Entries taken from a collection
* * * * * * * * *

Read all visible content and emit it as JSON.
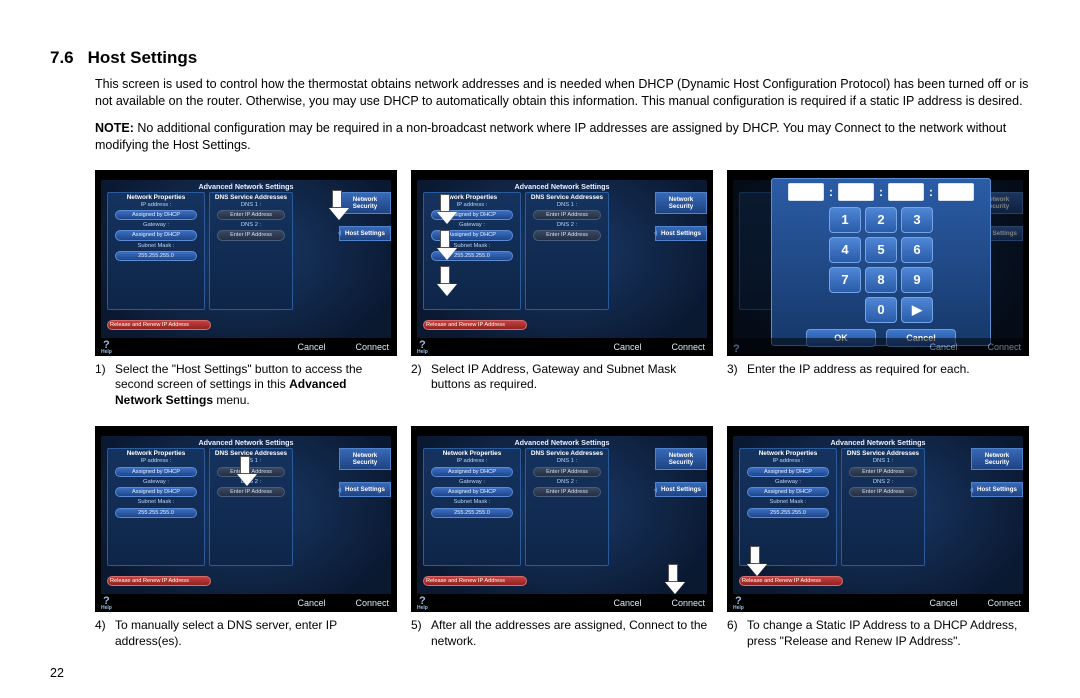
{
  "section_number": "7.6",
  "section_title": "Host Settings",
  "intro_text": "This screen is used to control how the thermostat obtains network addresses and is needed when DHCP (Dynamic Host Configuration Protocol) has been turned off or is not available on the router. Otherwise, you may use DHCP to automatically obtain this information. This manual configuration is required if a static IP address is desired.",
  "note_label": "NOTE:",
  "note_text": "No additional configuration may be required in a non-broadcast network where IP addresses are assigned by DHCP. You may Connect to the network without modifying the Host Settings.",
  "screen": {
    "title": "Advanced Network Settings",
    "left_panel_head": "Network Properties",
    "mid_panel_head": "DNS Service Addresses",
    "ip_label": "IP address :",
    "assigned": "Assigned by DHCP",
    "gateway_label": "Gateway :",
    "subnet_label": "Subnet Mask :",
    "subnet_value": "255.255.255.0",
    "dns1": "DNS 1 :",
    "dns2": "DNS 2 :",
    "enter_ip": "Enter IP Address",
    "release": "Release and Renew IP Address",
    "tab_network": "Network Security",
    "tab_host": "Host Settings",
    "help": "?",
    "help_label": "Help",
    "cancel": "Cancel",
    "connect": "Connect"
  },
  "keypad": {
    "keys": [
      "1",
      "2",
      "3",
      "4",
      "5",
      "6",
      "7",
      "8",
      "9",
      "",
      "0",
      "▶"
    ],
    "ok": "OK",
    "cancel": "Cancel"
  },
  "captions": {
    "c1_num": "1)",
    "c1a": "Select the \"Host Settings\" button to access the second screen of settings in this ",
    "c1b": "Advanced Network Settings",
    "c1c": " menu.",
    "c2_num": "2)",
    "c2": "Select IP Address, Gateway and Subnet Mask buttons as required.",
    "c3_num": "3)",
    "c3": "Enter the IP address as required for each.",
    "c4_num": "4)",
    "c4": "To manually select a DNS server, enter IP address(es).",
    "c5_num": "5)",
    "c5": "After all the addresses are assigned, Connect to the network.",
    "c6_num": "6)",
    "c6": "To change a Static IP Address to a DHCP Address, press \"Release and Renew IP Address\"."
  },
  "page_number": "22"
}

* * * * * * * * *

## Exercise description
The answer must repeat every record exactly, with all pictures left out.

## Result for this exercise
Read all visible content and emit it as JSON.
{
  "section_number": "7.6",
  "section_title": "Host Settings",
  "intro_text": "This screen is used to control how the thermostat obtains network addresses and is needed when DHCP (Dynamic Host Configuration Protocol) has been turned off or is not available on the router. Otherwise, you may use DHCP to automatically obtain this information. This manual configuration is required if a static IP address is desired.",
  "note_label": "NOTE:",
  "note_text": "No additional configuration may be required in a non-broadcast network where IP addresses are assigned by DHCP. You may Connect to the network without modifying the Host Settings.",
  "screen": {
    "title": "Advanced Network Settings",
    "left_panel_head": "Network Properties",
    "mid_panel_head": "DNS Service Addresses",
    "ip_label": "IP address :",
    "assigned": "Assigned by DHCP",
    "gateway_label": "Gateway :",
    "subnet_label": "Subnet Mask :",
    "subnet_value": "255.255.255.0",
    "dns1": "DNS 1 :",
    "dns2": "DNS 2 :",
    "enter_ip": "Enter IP Address",
    "release": "Release and Renew IP Address",
    "tab_network": "Network Security",
    "tab_host": "Host Settings",
    "help": "?",
    "help_label": "Help",
    "cancel": "Cancel",
    "connect": "Connect"
  },
  "keypad": {
    "keys": [
      "1",
      "2",
      "3",
      "4",
      "5",
      "6",
      "7",
      "8",
      "9",
      "",
      "0",
      "▶"
    ],
    "ok": "OK",
    "cancel": "Cancel"
  },
  "captions": {
    "c1_num": "1)",
    "c1a": "Select the \"Host Settings\" button to access the second screen of settings in this ",
    "c1b": "Advanced Network Settings",
    "c1c": " menu.",
    "c2_num": "2)",
    "c2": "Select IP Address, Gateway and Subnet Mask buttons as required.",
    "c3_num": "3)",
    "c3": "Enter the IP address as required for each.",
    "c4_num": "4)",
    "c4": "To manually select a DNS server, enter IP address(es).",
    "c5_num": "5)",
    "c5": "After all the addresses are assigned, Connect to the network.",
    "c6_num": "6)",
    "c6": "To change a Static IP Address to a DHCP Address, press \"Release and Renew IP Address\"."
  },
  "page_number": "22"
}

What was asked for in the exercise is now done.